## [Supplied records]

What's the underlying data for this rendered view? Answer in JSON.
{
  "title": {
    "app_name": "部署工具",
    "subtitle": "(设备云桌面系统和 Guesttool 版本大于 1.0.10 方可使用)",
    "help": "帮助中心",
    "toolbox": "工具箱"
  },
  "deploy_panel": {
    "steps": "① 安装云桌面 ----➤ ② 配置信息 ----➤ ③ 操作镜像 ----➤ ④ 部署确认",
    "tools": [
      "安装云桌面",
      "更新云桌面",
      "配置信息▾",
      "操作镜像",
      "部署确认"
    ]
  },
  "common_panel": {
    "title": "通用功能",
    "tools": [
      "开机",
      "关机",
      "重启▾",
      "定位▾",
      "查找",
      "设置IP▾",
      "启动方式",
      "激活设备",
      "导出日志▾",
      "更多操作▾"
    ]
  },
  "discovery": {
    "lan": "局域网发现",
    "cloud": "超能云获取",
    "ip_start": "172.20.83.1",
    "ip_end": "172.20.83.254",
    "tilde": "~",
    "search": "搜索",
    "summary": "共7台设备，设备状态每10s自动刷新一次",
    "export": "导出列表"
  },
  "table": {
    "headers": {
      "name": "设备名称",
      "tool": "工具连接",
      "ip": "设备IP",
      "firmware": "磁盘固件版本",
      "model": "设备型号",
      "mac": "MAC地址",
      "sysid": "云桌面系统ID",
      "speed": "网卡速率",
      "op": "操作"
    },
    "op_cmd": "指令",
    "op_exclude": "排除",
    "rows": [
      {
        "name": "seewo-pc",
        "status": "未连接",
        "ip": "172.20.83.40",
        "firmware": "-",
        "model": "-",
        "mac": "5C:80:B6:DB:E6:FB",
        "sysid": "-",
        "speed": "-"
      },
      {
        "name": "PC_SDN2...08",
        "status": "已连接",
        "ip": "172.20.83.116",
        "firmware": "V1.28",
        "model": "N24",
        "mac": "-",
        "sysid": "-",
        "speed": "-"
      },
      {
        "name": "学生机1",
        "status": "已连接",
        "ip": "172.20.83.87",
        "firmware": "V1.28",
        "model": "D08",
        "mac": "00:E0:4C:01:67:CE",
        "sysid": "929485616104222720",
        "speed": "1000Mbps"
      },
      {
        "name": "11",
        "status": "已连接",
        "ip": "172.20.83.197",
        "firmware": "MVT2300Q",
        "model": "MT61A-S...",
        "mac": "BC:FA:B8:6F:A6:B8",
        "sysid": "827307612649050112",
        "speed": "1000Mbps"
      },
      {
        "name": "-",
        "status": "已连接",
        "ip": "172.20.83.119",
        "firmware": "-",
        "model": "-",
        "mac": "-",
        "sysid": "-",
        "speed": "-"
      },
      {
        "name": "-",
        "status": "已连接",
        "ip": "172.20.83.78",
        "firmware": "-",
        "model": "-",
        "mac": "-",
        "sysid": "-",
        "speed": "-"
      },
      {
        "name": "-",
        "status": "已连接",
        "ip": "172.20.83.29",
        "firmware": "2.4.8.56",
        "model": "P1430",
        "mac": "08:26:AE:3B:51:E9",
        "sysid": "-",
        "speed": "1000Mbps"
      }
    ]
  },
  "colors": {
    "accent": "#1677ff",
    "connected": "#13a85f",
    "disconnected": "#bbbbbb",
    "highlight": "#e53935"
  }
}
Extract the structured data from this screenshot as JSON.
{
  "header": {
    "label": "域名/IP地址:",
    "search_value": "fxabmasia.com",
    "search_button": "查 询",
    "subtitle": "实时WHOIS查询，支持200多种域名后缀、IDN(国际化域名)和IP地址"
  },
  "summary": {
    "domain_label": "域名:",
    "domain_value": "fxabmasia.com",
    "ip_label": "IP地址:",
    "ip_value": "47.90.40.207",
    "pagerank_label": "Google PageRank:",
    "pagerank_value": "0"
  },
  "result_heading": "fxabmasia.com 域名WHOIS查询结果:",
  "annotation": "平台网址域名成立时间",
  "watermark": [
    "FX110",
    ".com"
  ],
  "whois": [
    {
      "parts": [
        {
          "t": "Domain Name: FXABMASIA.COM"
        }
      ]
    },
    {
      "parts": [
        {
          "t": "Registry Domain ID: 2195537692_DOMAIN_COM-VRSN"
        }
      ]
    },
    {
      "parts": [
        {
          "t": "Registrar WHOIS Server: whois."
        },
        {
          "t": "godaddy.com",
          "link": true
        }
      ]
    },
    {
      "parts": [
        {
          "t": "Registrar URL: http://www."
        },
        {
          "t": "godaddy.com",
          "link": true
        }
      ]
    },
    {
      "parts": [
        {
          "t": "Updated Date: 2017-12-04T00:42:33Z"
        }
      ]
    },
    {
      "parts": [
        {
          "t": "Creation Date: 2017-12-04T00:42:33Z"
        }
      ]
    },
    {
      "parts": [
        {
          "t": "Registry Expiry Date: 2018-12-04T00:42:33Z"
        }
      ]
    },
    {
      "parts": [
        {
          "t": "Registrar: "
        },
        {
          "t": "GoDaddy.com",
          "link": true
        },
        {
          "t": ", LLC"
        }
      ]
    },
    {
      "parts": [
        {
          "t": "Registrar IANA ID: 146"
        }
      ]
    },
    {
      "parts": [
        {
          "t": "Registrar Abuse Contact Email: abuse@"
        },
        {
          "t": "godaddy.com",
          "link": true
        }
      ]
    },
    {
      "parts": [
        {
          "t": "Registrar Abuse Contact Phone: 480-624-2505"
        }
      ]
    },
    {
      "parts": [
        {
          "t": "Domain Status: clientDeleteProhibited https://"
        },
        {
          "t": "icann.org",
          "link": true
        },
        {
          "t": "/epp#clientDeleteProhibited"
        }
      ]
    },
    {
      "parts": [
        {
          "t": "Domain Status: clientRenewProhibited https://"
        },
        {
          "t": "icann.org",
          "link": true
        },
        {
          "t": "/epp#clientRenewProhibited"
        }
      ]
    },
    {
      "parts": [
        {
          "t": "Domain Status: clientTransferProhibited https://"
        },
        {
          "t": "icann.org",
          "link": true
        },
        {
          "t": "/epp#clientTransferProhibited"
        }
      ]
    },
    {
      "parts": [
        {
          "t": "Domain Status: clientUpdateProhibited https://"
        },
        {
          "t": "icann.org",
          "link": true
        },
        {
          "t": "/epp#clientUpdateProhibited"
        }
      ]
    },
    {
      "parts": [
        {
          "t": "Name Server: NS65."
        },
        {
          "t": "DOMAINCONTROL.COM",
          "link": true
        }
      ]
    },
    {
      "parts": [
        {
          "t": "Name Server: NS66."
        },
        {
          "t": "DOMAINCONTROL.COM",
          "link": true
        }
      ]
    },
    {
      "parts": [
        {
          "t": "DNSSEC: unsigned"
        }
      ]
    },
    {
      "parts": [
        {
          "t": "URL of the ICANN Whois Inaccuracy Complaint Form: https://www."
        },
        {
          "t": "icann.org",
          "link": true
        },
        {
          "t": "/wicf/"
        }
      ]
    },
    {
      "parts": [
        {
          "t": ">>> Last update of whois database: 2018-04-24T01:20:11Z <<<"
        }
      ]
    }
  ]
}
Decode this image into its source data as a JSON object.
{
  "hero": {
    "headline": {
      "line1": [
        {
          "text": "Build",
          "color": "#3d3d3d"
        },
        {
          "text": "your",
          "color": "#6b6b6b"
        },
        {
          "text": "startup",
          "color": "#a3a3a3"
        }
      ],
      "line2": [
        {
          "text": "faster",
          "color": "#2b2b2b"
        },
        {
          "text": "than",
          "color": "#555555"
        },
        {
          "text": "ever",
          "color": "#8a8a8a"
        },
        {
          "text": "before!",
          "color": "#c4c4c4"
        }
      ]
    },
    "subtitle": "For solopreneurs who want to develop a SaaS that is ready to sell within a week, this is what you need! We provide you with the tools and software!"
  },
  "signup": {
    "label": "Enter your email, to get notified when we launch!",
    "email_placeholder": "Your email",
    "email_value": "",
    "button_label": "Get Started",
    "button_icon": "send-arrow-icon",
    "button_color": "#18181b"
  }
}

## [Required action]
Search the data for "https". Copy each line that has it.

## [Reply]
          "t": "Domain Status: clientDeleteProhibited https://"
          "t": "Domain Status: clientRenewProhibited https://"
          "t": "Domain Status: clientTransferProhibited https://"
          "t": "Domain Status: clientUpdateProhibited https://"
          "t": "URL of the ICANN Whois Inaccuracy Complaint Form: https://www."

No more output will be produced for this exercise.